Problem to work on: Throughout the records below, find each line holding "your" and copy it.

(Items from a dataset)
━━━━━━━━━━━━━━━━━━━━

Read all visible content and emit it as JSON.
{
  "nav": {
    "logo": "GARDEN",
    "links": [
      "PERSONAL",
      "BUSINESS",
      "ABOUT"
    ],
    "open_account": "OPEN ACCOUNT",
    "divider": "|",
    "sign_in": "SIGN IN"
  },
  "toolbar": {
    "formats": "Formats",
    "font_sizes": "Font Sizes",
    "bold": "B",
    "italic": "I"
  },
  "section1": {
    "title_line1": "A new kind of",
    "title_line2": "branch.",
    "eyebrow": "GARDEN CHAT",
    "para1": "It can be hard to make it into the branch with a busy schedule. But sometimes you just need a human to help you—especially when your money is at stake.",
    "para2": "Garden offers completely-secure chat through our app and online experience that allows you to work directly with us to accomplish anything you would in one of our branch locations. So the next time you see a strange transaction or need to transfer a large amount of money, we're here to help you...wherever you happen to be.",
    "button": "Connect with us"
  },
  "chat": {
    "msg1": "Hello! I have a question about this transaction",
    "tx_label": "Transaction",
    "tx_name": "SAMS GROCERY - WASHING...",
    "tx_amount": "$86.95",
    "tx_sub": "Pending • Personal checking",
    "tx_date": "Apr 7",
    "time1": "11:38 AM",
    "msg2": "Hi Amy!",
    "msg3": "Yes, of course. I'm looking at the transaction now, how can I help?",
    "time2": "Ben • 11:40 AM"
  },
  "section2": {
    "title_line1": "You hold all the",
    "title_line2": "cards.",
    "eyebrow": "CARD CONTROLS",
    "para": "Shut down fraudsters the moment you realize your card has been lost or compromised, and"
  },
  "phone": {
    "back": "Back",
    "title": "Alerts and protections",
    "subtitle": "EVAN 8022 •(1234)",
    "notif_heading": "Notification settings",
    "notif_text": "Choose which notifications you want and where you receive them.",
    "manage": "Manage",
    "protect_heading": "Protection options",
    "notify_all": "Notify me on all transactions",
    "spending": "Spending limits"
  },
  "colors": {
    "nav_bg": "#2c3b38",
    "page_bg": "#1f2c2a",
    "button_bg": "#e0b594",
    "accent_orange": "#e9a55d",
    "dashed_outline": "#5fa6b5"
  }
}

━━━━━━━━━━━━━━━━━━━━

Answer box:
    "para1": "It can be hard to make it into the branch with a busy schedule. But sometimes you just need a human to help you—especially when your money is at stake.",
    "para": "Shut down fraudsters the moment you realize your card has been lost or compromised, and"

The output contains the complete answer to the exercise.